“Mom.” She paused, her brown eyes were liquid, deep, certain: “It’s too hard to love two babies. You can have him.”
Because I’m in love with my daughter as much as she’s in love with her Amy-lissa, the point made me laugh inside even as I nodded seriously and hugged her, her hair wild against my cheek. I felt her shoulders unburden as I promised: “I will.”
She is wise, my little girl. I’m more Mae West I suppose, and too much of a good thing is wonderful—if one pair of boots makes me feel cute, then one every season will probably make me feel like a goddess, and if one square of dark chocolate in the evening makes me happy, then the entire bar promises bliss, nirvana, heaven, transcendence…
(Where was I again?)
Anyway, I wonder now, about this abundance. I wonder why it is a struggle to be grateful when often times our needs are not really needs, but mere wants—and everything given is in excess, in “addition to.”

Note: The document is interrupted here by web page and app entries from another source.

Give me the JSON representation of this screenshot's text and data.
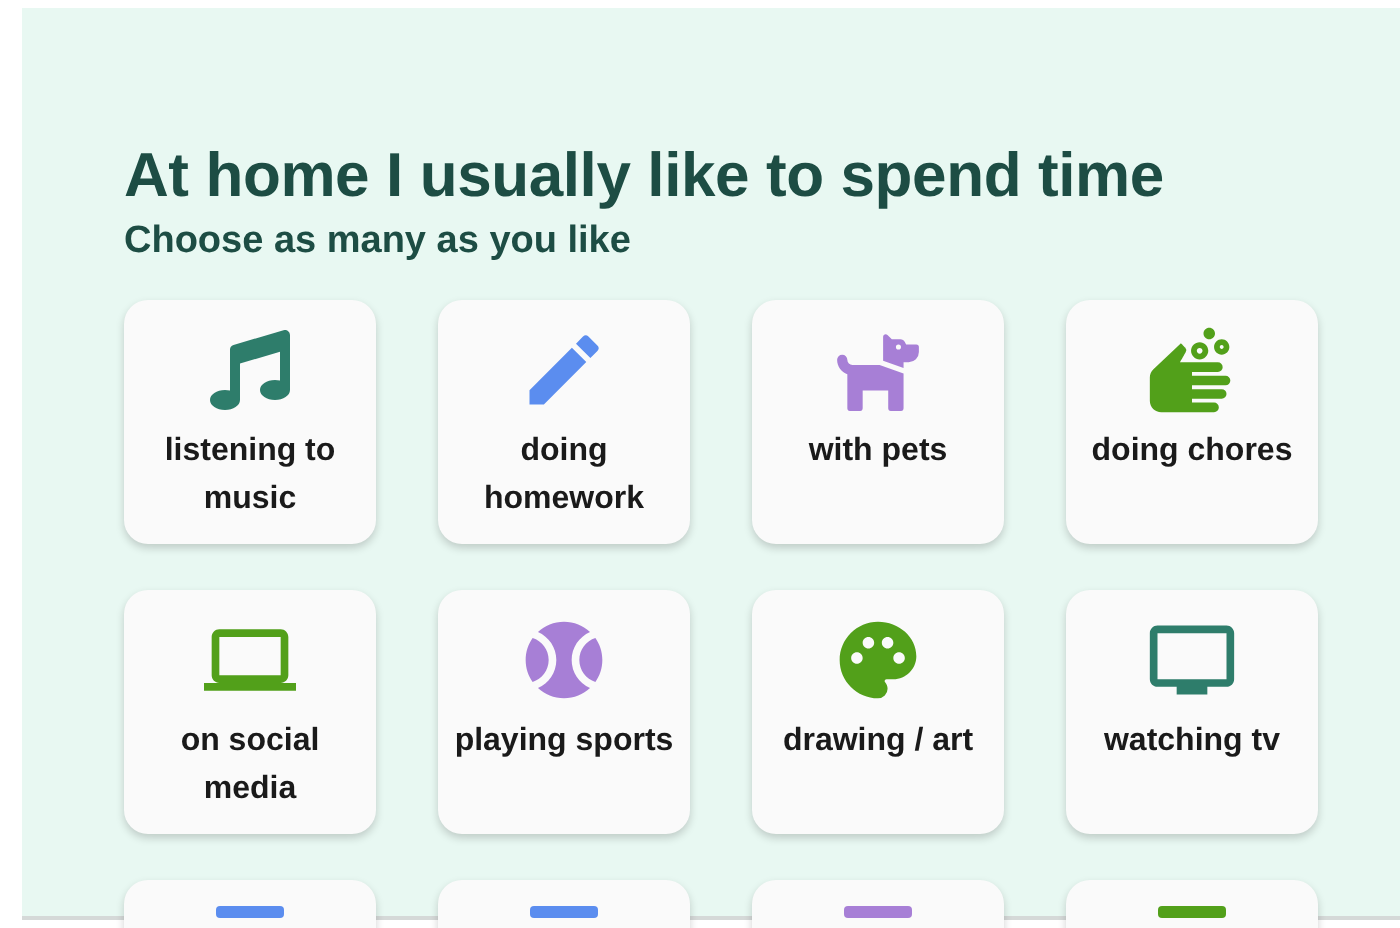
{
  "title": "At home I usually like to spend time",
  "subtitle": "Choose as many as you like",
  "options": [
    {
      "kind": "music",
      "label": "listening to music",
      "color": "#2e7d6b"
    },
    {
      "kind": "pen",
      "label": "doing homework",
      "color": "#5b8def"
    },
    {
      "kind": "dog",
      "label": "with pets",
      "color": "#a77fd6"
    },
    {
      "kind": "soap",
      "label": "doing chores",
      "color": "#52a01a"
    },
    {
      "kind": "laptop",
      "label": "on social media",
      "color": "#52a01a"
    },
    {
      "kind": "ball",
      "label": "playing sports",
      "color": "#a77fd6"
    },
    {
      "kind": "palette",
      "label": "drawing / art",
      "color": "#52a01a"
    },
    {
      "kind": "tv",
      "label": "watching tv",
      "color": "#2e7d6b"
    },
    {
      "kind": "cut",
      "color": "#5b8def"
    },
    {
      "kind": "cut",
      "color": "#5b8def"
    },
    {
      "kind": "cut",
      "color": "#a77fd6"
    },
    {
      "kind": "cut",
      "color": "#52a01a"
    }
  ]
}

Does abundance make it harder to appreciate what we have? Are too many “things” a distraction? Do we take our blessings for granted, seeking the next thing? Or do we accept what we have as enough? And do we know, that when we truly appreciate the one, it blooms into a blessing more abundant? Because gratitude will do that—and multiply our blessings worth like light through a prism.
Eventually, I send the baby boy doll back to Amazon, tucked snugly into his box with a little wish of finding his rightful girl cuddled against his fabric body. I send him away with that hope because he was adorable and I did want to keep him (and his wonderfully scented head that smelled like my childhood), but knew his destiny with us would be to languish in our playroom, buried in a bin. He simply wasn’t needed here: my daughter was content with what she already had, not empty by what she lacked.
Somewhere I bet there’s a little girl with his name on her heart and she will spoil him with the homemade accoutrement that he deserves. In that spirit, I am happy to send him away, happy to say my daughter is the proud owner of one doll. Because now I see that when we truly love what we already have (and maybe it’s just one thing), that one is enough.